Capturing the Essence

This is one of those rare occurrences where I actually like a piece I’ve made. I focused on simplifying and abstracting a lot of elements here because I often get into the habit of adding too much realism and detail. There’s nothing wrong with realism and detail, but a piece that should take a couple of hours can end up taking a whole day to complete and be none the better for it. The focus should be on capturing the essence of an object and allowing the viewer to complete the illustration with their own details, rather than making the piece so realistic that there is no room for interpretation. If you look at the backgrounds of popular animated shows like The Flintstones, Samurai Jack, and Scooby Doo, you don’t see a renaissance painting, you see abstract and simplified shapes.

Anyway, above is based on a place in Norway called Hamnoy. Enjoy!

Making things hard for myself
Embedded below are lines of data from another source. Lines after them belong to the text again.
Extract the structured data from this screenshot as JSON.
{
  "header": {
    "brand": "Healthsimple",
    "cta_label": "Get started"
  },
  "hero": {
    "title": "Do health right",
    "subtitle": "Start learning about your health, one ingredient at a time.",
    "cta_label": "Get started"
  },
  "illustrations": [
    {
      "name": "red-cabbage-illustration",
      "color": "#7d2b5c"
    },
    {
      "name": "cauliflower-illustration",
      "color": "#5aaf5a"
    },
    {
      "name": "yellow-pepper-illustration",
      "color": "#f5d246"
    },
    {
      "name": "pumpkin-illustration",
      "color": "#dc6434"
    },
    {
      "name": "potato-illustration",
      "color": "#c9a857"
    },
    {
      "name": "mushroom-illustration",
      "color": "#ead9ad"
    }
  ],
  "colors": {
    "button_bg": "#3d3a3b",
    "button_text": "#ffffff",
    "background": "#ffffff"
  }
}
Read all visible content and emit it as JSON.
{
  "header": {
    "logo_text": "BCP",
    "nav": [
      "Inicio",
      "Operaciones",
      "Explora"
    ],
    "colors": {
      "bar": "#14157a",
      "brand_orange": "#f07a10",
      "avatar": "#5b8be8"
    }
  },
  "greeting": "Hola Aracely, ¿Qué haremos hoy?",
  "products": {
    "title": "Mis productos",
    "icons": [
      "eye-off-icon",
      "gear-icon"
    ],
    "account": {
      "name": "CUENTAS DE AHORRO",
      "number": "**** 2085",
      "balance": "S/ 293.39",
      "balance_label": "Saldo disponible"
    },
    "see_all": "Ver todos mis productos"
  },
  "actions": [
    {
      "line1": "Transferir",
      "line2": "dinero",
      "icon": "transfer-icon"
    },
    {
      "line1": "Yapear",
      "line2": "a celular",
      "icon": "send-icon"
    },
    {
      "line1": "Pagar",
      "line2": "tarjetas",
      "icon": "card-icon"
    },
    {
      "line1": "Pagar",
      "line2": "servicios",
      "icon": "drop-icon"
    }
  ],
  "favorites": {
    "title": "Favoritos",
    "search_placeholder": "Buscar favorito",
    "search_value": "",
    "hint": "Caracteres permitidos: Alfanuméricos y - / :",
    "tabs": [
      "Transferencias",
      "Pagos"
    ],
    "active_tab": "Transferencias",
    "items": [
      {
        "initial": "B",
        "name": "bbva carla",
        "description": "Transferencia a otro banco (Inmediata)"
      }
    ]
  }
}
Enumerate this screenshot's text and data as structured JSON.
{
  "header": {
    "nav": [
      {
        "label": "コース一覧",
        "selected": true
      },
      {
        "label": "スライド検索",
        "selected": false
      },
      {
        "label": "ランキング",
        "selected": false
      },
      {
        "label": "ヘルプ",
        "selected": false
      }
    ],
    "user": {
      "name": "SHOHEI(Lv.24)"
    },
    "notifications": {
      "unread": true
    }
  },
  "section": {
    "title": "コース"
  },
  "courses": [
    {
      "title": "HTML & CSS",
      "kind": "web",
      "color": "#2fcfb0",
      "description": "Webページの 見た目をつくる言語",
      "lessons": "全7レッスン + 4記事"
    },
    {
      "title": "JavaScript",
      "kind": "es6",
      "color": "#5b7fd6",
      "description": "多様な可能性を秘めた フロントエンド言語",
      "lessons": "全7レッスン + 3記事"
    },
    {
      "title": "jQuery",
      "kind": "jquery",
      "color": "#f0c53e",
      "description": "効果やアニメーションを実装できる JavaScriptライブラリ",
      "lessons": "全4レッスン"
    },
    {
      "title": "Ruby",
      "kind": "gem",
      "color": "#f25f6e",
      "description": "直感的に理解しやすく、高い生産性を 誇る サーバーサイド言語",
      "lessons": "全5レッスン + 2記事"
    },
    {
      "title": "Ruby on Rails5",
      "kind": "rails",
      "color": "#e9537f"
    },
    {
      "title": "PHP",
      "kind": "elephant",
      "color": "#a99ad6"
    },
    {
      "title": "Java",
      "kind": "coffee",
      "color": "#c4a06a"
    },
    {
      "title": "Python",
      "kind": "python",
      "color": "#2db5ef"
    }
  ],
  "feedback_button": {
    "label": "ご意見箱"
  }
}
The above illustration is actually only the top half of a larger image. As far as composition goes I think this is an improvement on the original (see below). The reason for this is the reduced colour palette and the shape of the canvas. A limited colour palette tends to bring a piece together more harmoniously; there’s fewer colours to clash against each other and the use of values is more noticeable, thus you can be more subtle with their use.

As for the canvas shape/size, the key difference from the original is that the focal point for the viewer is much more clear – your eye is drawn to the window cleaner; he is in that right third (a compositional mainstay), and he stands out very clearly.
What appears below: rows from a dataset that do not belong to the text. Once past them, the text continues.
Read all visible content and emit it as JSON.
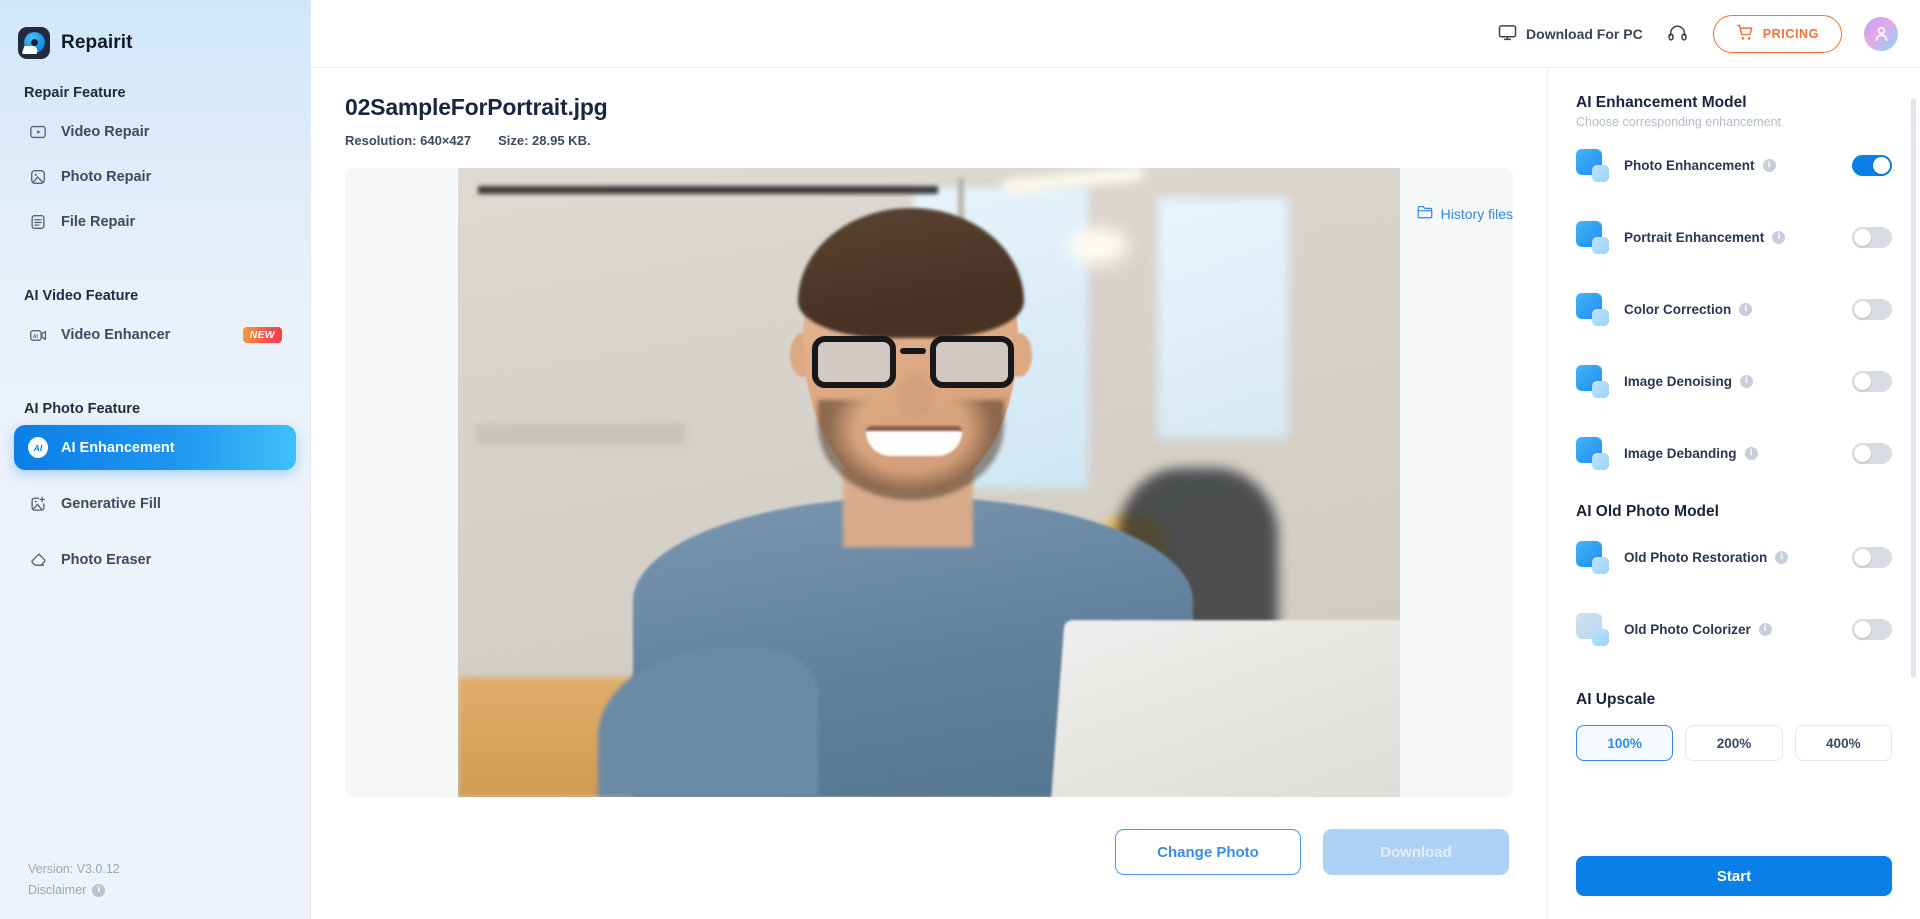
{
  "brand": {
    "name": "Repairit",
    "logo_icon": "repairit-logo-icon"
  },
  "sidebar": {
    "groups": [
      {
        "title": "Repair Feature",
        "items": [
          {
            "label": "Video Repair",
            "icon": "video-repair-icon",
            "active": false,
            "badge": ""
          },
          {
            "label": "Photo Repair",
            "icon": "photo-repair-icon",
            "active": false,
            "badge": ""
          },
          {
            "label": "File Repair",
            "icon": "file-repair-icon",
            "active": false,
            "badge": ""
          }
        ]
      },
      {
        "title": "AI Video Feature",
        "items": [
          {
            "label": "Video Enhancer",
            "icon": "video-enhancer-icon",
            "active": false,
            "badge": "NEW"
          }
        ]
      },
      {
        "title": "AI Photo Feature",
        "items": [
          {
            "label": "AI Enhancement",
            "icon": "ai-enhancement-icon",
            "active": true,
            "badge": ""
          },
          {
            "label": "Generative Fill",
            "icon": "generative-fill-icon",
            "active": false,
            "badge": ""
          },
          {
            "label": "Photo Eraser",
            "icon": "photo-eraser-icon",
            "active": false,
            "badge": ""
          }
        ]
      }
    ],
    "footer": {
      "version": "Version: V3.0.12",
      "disclaimer": "Disclaimer",
      "info_icon": "info-icon"
    }
  },
  "topbar": {
    "download_for_pc": "Download For PC",
    "download_icon": "monitor-icon",
    "support_icon": "headphone-support-icon",
    "pricing": "PRICING",
    "pricing_icon": "shopping-cart-icon",
    "avatar_icon": "user-avatar-icon"
  },
  "main": {
    "file_name": "02SampleForPortrait.jpg",
    "resolution": "Resolution: 640×427",
    "size": "Size: 28.95 KB.",
    "history_files": "History files",
    "history_icon": "folder-icon",
    "preview_alt": "Smiling man with glasses at office desk with laptop",
    "change_photo": "Change Photo",
    "download": "Download"
  },
  "panel": {
    "title": "AI Enhancement Model",
    "subtitle": "Choose corresponding enhancement",
    "enhancement_options": [
      {
        "label": "Photo Enhancement",
        "icon": "photo-enhancement-icon",
        "on": true
      },
      {
        "label": "Portrait Enhancement",
        "icon": "portrait-enhancement-icon",
        "on": false
      },
      {
        "label": "Color Correction",
        "icon": "color-correction-icon",
        "on": false
      },
      {
        "label": "Image Denoising",
        "icon": "image-denoising-icon",
        "on": false
      },
      {
        "label": "Image Debanding",
        "icon": "image-debanding-icon",
        "on": false
      }
    ],
    "old_photo_title": "AI Old Photo Model",
    "old_photo_options": [
      {
        "label": "Old Photo Restoration",
        "icon": "old-photo-restoration-icon",
        "on": false
      },
      {
        "label": "Old Photo Colorizer",
        "icon": "old-photo-colorizer-icon",
        "on": false
      }
    ],
    "upscale_title": "AI Upscale",
    "upscale_options": [
      {
        "label": "100%",
        "selected": true
      },
      {
        "label": "200%",
        "selected": false
      },
      {
        "label": "400%",
        "selected": false
      }
    ],
    "start": "Start"
  },
  "colors": {
    "accent": "#0a7fe8",
    "pricing": "#f0713a",
    "sidebar_active_from": "#0a7fe8",
    "sidebar_active_to": "#3ec0f7",
    "badge_new": "#fb5445",
    "link": "#2f89e5"
  }
}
The image below is the original. While it’s not an awful picture, I do think there is a bit too much going on. It’s also not clear where the eye should be led, and I think it’s fair to say that the window cleaner stands out a lot less in this version despite the colours remaining the same. Suffice to say it would’ve taken probably less than half the time to complete this had I just painted the top half – you live and learn. I could be totally wrong of course, so feel free to let me know what you think in the comments. As always, enjoy!